Video of litigation pitch adds to evidence that lawsuits seek dough to pay for pols’ pet projects
CLW readers will remember the admission — reflected in two independent sets of notes taken at a meeting at the Rockefeller family mansion at Pocantico — that governmental “climate” litigation is not actually about “combatting climate change” but is in fact about grabbing a “sustainable funding stream” for government executives upset over legislators refusing raise taxes or spend enough to satisfy the executives’ spending ambitions.
Recently, a video obtained via public records releases from a New Jersey municipality showed climate industry principals suggesting ways to spend the loot in the event of a settlement in the climate cases being jointly orchestrated throughout the country, which demand billions to satisfy purported damages from man-made climate change.
These billions are to be paid, one cannot help noticing, for the sin of producing and marketing something that the current President of the United States repeatedly implores producers to generate and sell more of and spend billions more on infrastructure to produce, “for at least another decade.″
Odd, yes, and a comment likely not appreciated among a crowd that is also pleading for the same President to sic his Department of Justice on their targets as a nice pincer move, as he promised he would (wouldn’t that now be awkward). But the climate plaintiff’s bar is proud of being “exceptionally creative and dedicated“.
The evidence continues to mount that the money is in fact to fund the litany of “green new deal”-style programs legislators won’t, like EV charging stations.
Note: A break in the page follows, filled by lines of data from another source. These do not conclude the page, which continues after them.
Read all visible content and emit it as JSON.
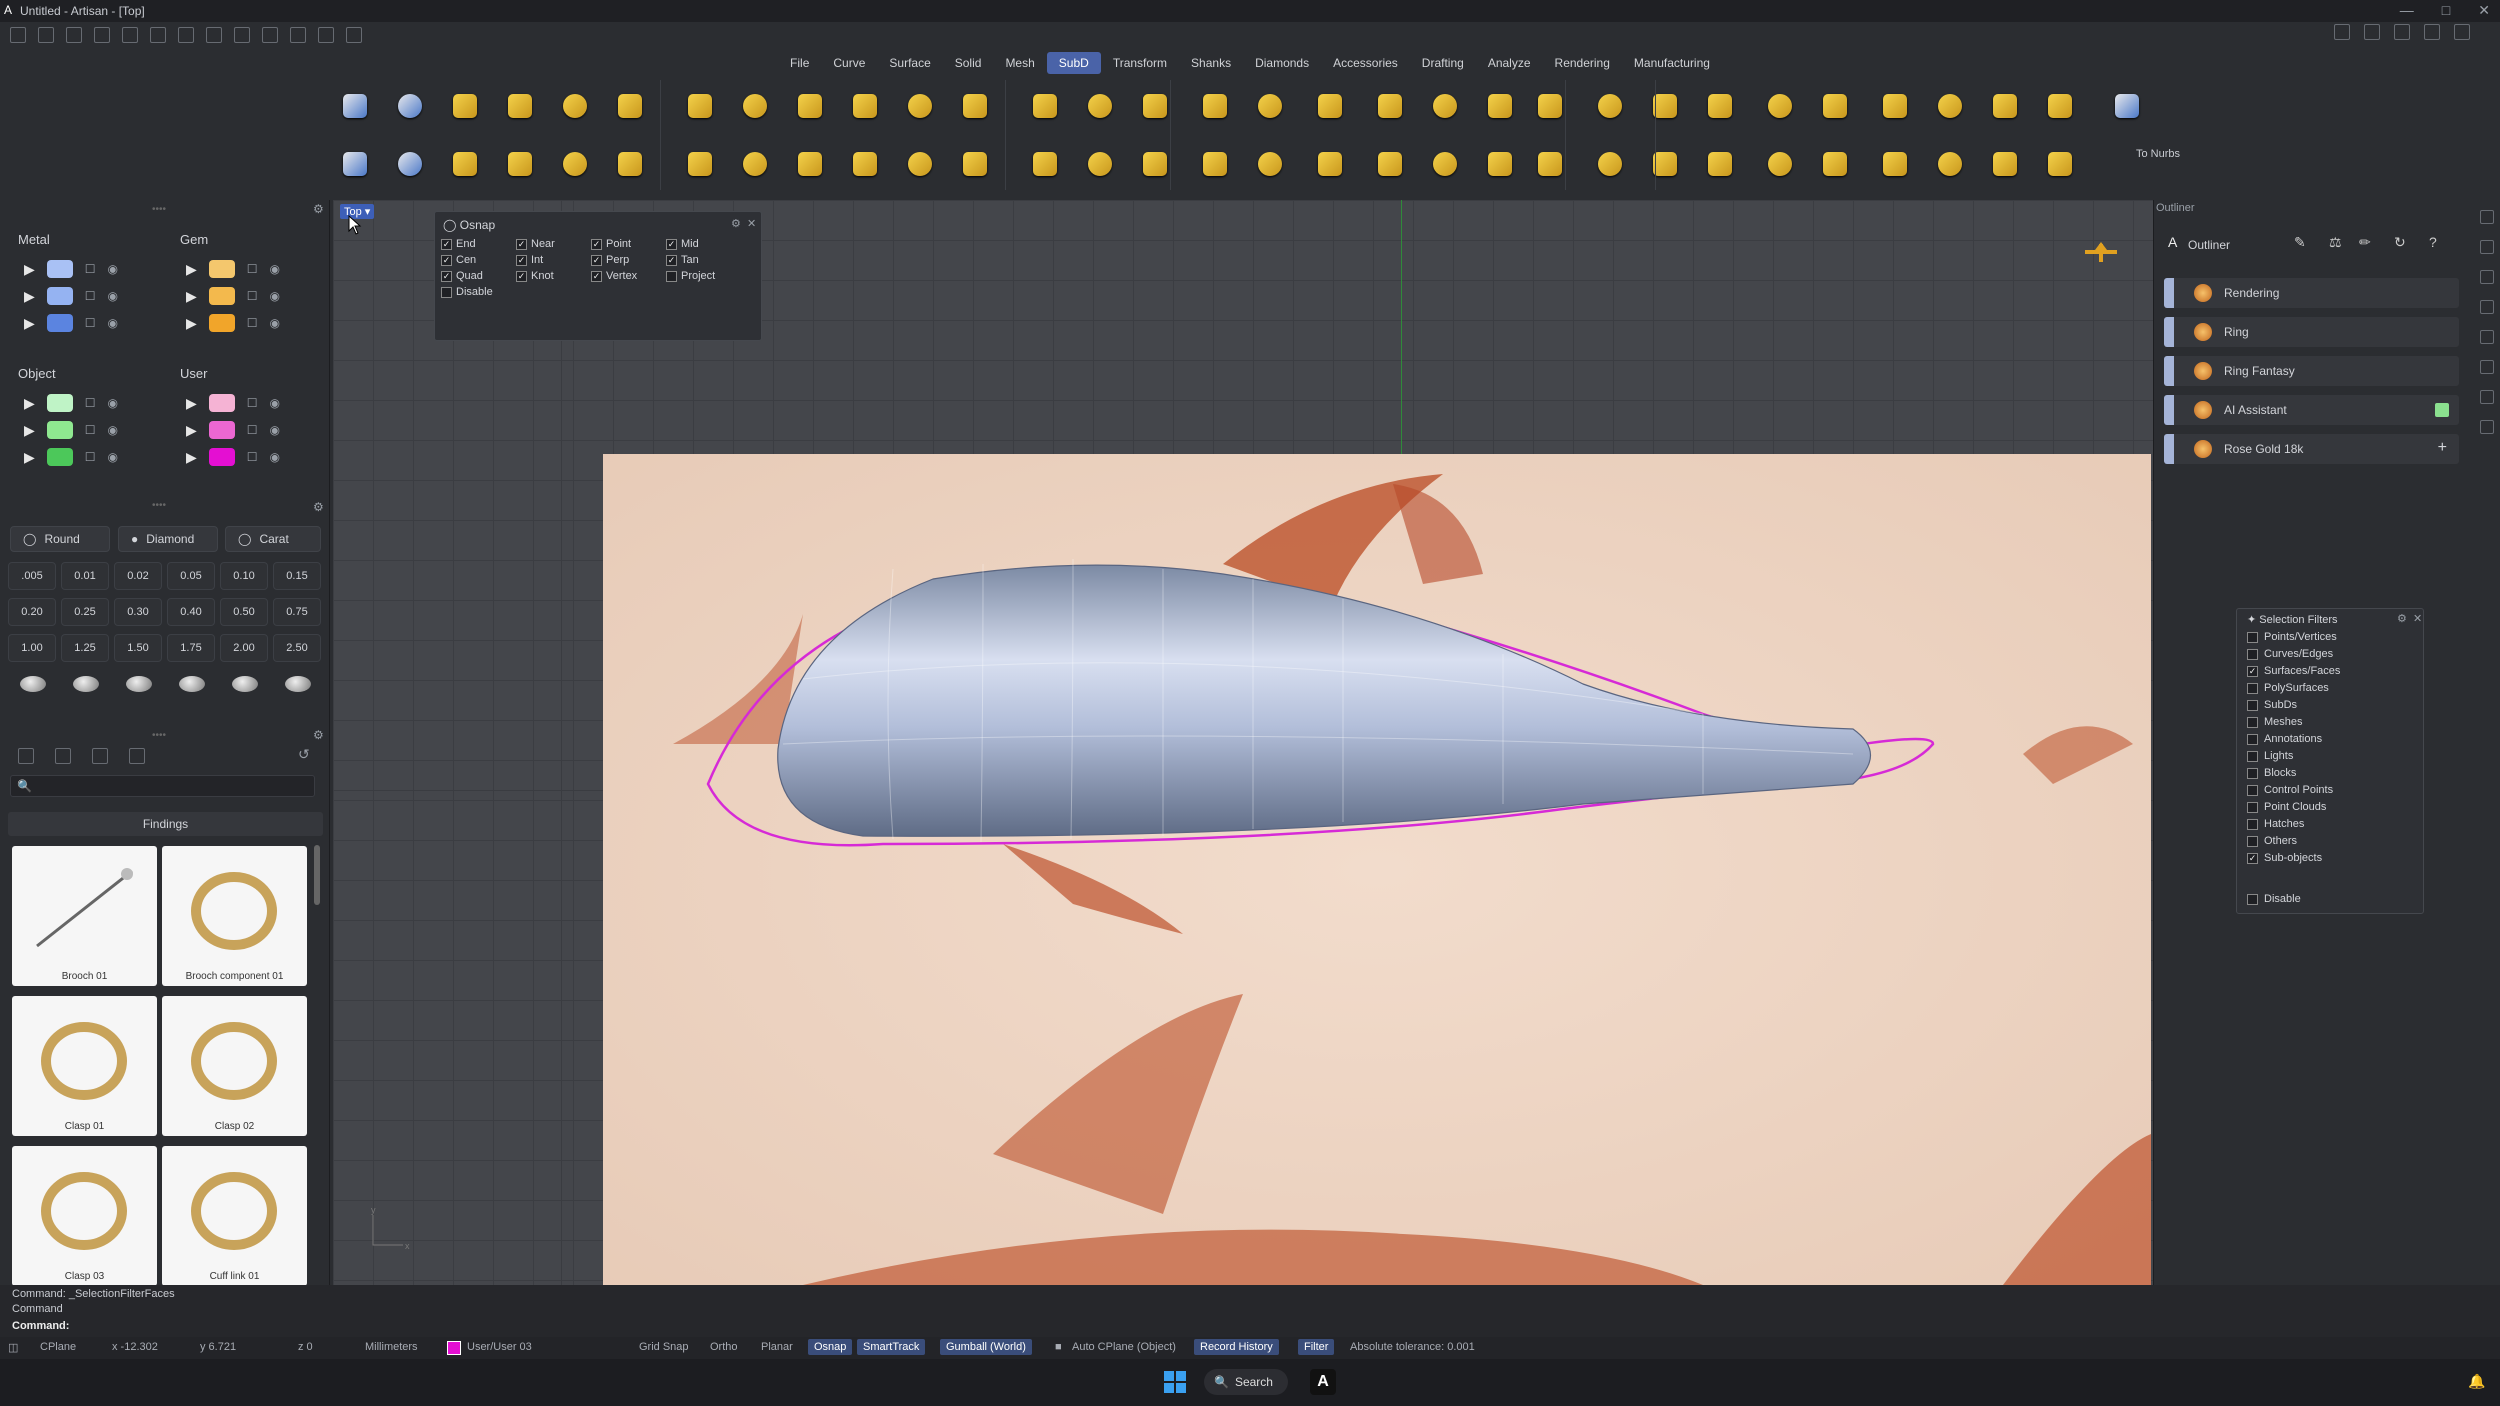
{
  "window": {
    "title": "Untitled - Artisan - [Top]"
  },
  "menu": [
    "File",
    "Curve",
    "Surface",
    "Solid",
    "Mesh",
    "SubD",
    "Transform",
    "Shanks",
    "Diamonds",
    "Accessories",
    "Drafting",
    "Analyze",
    "Rendering",
    "Manufacturing"
  ],
  "menu_active": "SubD",
  "ribbon": {
    "to_nurbs_label": "To Nurbs"
  },
  "layers": {
    "metal": {
      "label": "Metal",
      "colors": [
        "#a9c1f5",
        "#95b3f2",
        "#5b84e0"
      ]
    },
    "gem": {
      "label": "Gem",
      "colors": [
        "#f4c76d",
        "#f3b94d",
        "#f1a52a"
      ]
    },
    "object": {
      "label": "Object",
      "colors": [
        "#bff3c6",
        "#8fe890",
        "#4cc85a"
      ]
    },
    "user": {
      "label": "User",
      "colors": [
        "#f5b3d4",
        "#ec67d2",
        "#e40fd2"
      ]
    }
  },
  "gem_tools": {
    "round": "Round",
    "diamond": "Diamond",
    "carat": "Carat",
    "sizes": [
      ".005",
      "0.01",
      "0.02",
      "0.05",
      "0.10",
      "0.15",
      "0.20",
      "0.25",
      "0.30",
      "0.40",
      "0.50",
      "0.75",
      "1.00",
      "1.25",
      "1.50",
      "1.75",
      "2.00",
      "2.50"
    ]
  },
  "findings": {
    "header": "Findings",
    "items": [
      "Brooch 01",
      "Brooch component 01",
      "Clasp 01",
      "Clasp 02",
      "Clasp 03",
      "Cuff link 01"
    ]
  },
  "viewport": {
    "label": "Top"
  },
  "osnap": {
    "title": "Osnap",
    "options": [
      {
        "label": "End",
        "checked": true
      },
      {
        "label": "Near",
        "checked": true
      },
      {
        "label": "Point",
        "checked": true
      },
      {
        "label": "Mid",
        "checked": true
      },
      {
        "label": "Cen",
        "checked": true
      },
      {
        "label": "Int",
        "checked": true
      },
      {
        "label": "Perp",
        "checked": true
      },
      {
        "label": "Tan",
        "checked": true
      },
      {
        "label": "Quad",
        "checked": true
      },
      {
        "label": "Knot",
        "checked": true
      },
      {
        "label": "Vertex",
        "checked": true
      },
      {
        "label": "Project",
        "checked": false
      },
      {
        "label": "Disable",
        "checked": false
      }
    ]
  },
  "outliner": {
    "panel_title": "Outliner",
    "tab": "Outliner",
    "items": [
      "Rendering",
      "Ring",
      "Ring Fantasy",
      "AI Assistant",
      "Rose Gold 18k"
    ]
  },
  "selection_filters": {
    "title": "Selection Filters",
    "items": [
      {
        "label": "Points/Vertices",
        "checked": false
      },
      {
        "label": "Curves/Edges",
        "checked": false
      },
      {
        "label": "Surfaces/Faces",
        "checked": true
      },
      {
        "label": "PolySurfaces",
        "checked": false
      },
      {
        "label": "SubDs",
        "checked": false
      },
      {
        "label": "Meshes",
        "checked": false
      },
      {
        "label": "Annotations",
        "checked": false
      },
      {
        "label": "Lights",
        "checked": false
      },
      {
        "label": "Blocks",
        "checked": false
      },
      {
        "label": "Control Points",
        "checked": false
      },
      {
        "label": "Point Clouds",
        "checked": false
      },
      {
        "label": "Hatches",
        "checked": false
      },
      {
        "label": "Others",
        "checked": false
      },
      {
        "label": "Sub-objects",
        "checked": true
      }
    ],
    "disable": "Disable"
  },
  "command": {
    "history1": "Command: _SelectionFilterFaces",
    "history2": "Command",
    "prompt": "Command:"
  },
  "status": {
    "cplane": "CPlane",
    "x": "x -12.302",
    "y": "y 6.721",
    "z": "z 0",
    "units": "Millimeters",
    "layer": "User/User 03",
    "grid_snap": "Grid Snap",
    "ortho": "Ortho",
    "planar": "Planar",
    "osnap": "Osnap",
    "smarttrack": "SmartTrack",
    "gumball": "Gumball (World)",
    "auto_cplane": "Auto CPlane (Object)",
    "record_history": "Record History",
    "filter": "Filter",
    "tolerance": "Absolute tolerance: 0.001"
  },
  "taskbar": {
    "search": "Search"
  }
}
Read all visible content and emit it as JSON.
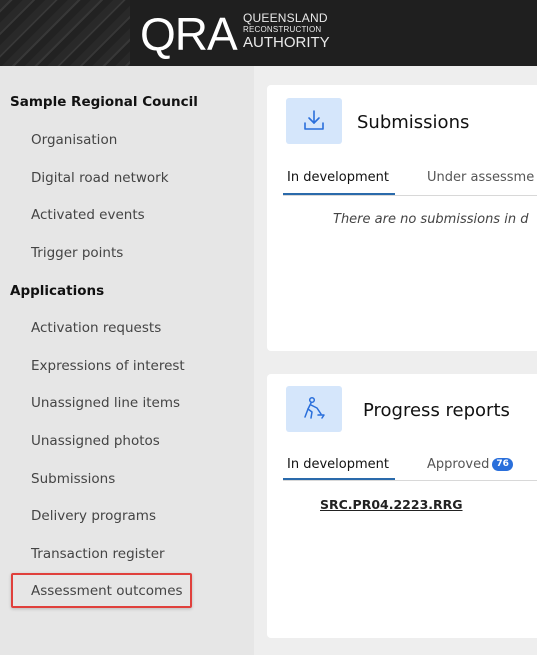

As CLW wrote here:
Also notable is the chatter ca. 18:30 about the money they hope that lawsuits would bring in, how the tobacco lawsuits brought in (chuckles) quite hefty settlements, and how such lawsuits can fund “green economy” things politicians want.“Another Window Into the Climate Litigation World,” CLW, 2/8/23
That discussion apparently got Energy Policy Advocates interested in the referenced coordination, and EPA has now shared with CLW some emails, between a climate-plaintiff recruiter and another NJ elected official, reaffirming that the same folks behind the lawsuits are also heavy promoters of the green schemes they dangle before potential plaintiffs as something a litigation payout could finance.
That’s an interesting point: these lawsuits — out of which the plaintiffs have promised many millions of dollars to be taken from purported taxpayer damages to a law firm that, public records state, is already being paid millions of dollars to file these lawsuits — are intended, with at least some of the money that’s left after that, to fund politicians’ and bureaucrats’ wish lists of green baubles and doodads.
While one obvious question involves these groups’ apparent, actual priority being finding various ‘sustainable funding streams’ to spend on such projects, this also raises an unavoidable question of which position is reality? Is it that these claimed damages are real and the money demanded is to pay for them? Or, are the parties being straight with each other when they correspond about wish-list items on which they might spend any litigation windfall?